I don't necessarily have an issue with Adobe's goal of making flash an indispensable tool but I do think that a lot of comments in the blogosphere wrongly suggest that Adobe may have altruistic motives. Adobe's goal isn't to give developers choice; it is to maintain and extend the dominance Flash currently enjoys. Apple's goal isn't to limit developers choice but rather to ensure that their platform doesn't become just another deployment target for Flash.

Consider the following:
If a developer uses Flash, who becomes responsible for performance tuning? The developer or Flash?
My guess is Flash.

If Flash achieves 65% penetration into the iPhone development market? Who becomes responsible for how efficient Flash generated byte code runs on iPhone?
My guess is Apple because end users will not attribute sucky performance to Adobe but to Apple.

Both companies are right so there really is no need for Adobe evangelists to pretend this is a fight about open vs closed.

I bet the blogs on here will have a totally different tone if MS/Google/Apple release free tools that allow developers to deploy their apps as Flash files. We will not hear all the clamoring for choice on the developers behalf.

Reply Score: 1

JAlexoid Member since:
2009-05-19

Civilian reply in Adobes blog

Adobe is a behemoth. IPhone devs may not be able to use Flash but I’ll bet my last dollar that 99.9999999876% of all graphic content you’ll see on Apple, Sony, Microsoft, Palm & Android devices as well as the web will be created using Adobe’s tools. Isn’t that enough?

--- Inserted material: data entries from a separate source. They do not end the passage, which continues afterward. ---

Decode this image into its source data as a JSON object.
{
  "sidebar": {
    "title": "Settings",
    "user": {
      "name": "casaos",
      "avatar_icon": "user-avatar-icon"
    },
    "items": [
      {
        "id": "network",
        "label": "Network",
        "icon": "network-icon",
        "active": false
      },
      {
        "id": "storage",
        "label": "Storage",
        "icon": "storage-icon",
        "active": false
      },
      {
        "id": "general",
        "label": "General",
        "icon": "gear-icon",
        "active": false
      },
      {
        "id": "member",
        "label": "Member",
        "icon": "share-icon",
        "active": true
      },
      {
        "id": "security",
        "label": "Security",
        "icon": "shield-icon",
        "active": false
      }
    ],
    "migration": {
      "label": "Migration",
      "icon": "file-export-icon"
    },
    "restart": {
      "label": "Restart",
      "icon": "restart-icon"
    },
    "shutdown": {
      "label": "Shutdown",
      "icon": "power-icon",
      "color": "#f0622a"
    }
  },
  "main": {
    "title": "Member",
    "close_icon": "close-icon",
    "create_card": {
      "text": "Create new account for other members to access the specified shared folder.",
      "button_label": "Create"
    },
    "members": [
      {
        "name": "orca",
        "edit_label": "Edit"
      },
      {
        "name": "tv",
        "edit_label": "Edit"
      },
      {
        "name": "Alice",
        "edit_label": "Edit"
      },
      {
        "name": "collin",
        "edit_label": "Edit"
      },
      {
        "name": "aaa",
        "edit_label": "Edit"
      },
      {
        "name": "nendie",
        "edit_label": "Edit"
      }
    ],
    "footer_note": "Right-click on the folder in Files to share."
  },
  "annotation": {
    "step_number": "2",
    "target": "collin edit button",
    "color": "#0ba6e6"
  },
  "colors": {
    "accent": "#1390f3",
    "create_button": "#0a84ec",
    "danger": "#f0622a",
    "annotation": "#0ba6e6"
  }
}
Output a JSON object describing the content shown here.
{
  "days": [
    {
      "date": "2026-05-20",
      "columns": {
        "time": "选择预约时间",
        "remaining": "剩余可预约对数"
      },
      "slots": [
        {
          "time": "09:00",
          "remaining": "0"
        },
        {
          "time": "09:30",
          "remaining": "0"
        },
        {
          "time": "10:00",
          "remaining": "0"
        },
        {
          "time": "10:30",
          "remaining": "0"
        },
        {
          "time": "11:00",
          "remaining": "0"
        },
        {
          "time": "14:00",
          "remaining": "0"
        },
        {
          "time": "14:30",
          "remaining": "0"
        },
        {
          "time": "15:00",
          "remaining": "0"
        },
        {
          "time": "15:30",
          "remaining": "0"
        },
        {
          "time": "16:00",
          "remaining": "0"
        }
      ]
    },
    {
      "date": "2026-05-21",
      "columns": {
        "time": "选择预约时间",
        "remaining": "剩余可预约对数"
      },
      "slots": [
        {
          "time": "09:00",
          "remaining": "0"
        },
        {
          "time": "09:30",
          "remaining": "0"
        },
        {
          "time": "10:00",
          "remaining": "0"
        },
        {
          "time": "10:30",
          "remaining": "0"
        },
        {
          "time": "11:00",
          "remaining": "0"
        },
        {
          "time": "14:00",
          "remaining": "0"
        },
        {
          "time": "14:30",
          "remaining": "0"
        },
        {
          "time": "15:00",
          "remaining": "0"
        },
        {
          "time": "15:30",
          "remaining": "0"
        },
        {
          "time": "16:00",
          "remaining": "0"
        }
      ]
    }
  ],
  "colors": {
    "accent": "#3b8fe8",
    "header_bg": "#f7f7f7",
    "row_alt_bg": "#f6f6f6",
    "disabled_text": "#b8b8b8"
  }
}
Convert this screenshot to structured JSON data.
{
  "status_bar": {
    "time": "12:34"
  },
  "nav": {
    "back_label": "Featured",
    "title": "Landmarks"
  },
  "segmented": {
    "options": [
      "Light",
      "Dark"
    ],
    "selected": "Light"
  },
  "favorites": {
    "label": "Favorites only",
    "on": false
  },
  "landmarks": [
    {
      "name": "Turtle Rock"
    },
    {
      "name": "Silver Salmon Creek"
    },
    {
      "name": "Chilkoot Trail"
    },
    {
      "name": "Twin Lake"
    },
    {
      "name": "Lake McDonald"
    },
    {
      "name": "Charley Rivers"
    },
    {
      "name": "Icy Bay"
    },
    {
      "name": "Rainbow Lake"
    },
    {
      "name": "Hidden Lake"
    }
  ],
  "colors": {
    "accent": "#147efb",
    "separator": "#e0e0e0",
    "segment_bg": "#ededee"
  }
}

You should accept his bet, and take all of his money. Since his bet it that there will be only 2 applications out of 10 billion apps. iPhone will never have that many applications.

Reply Score: 2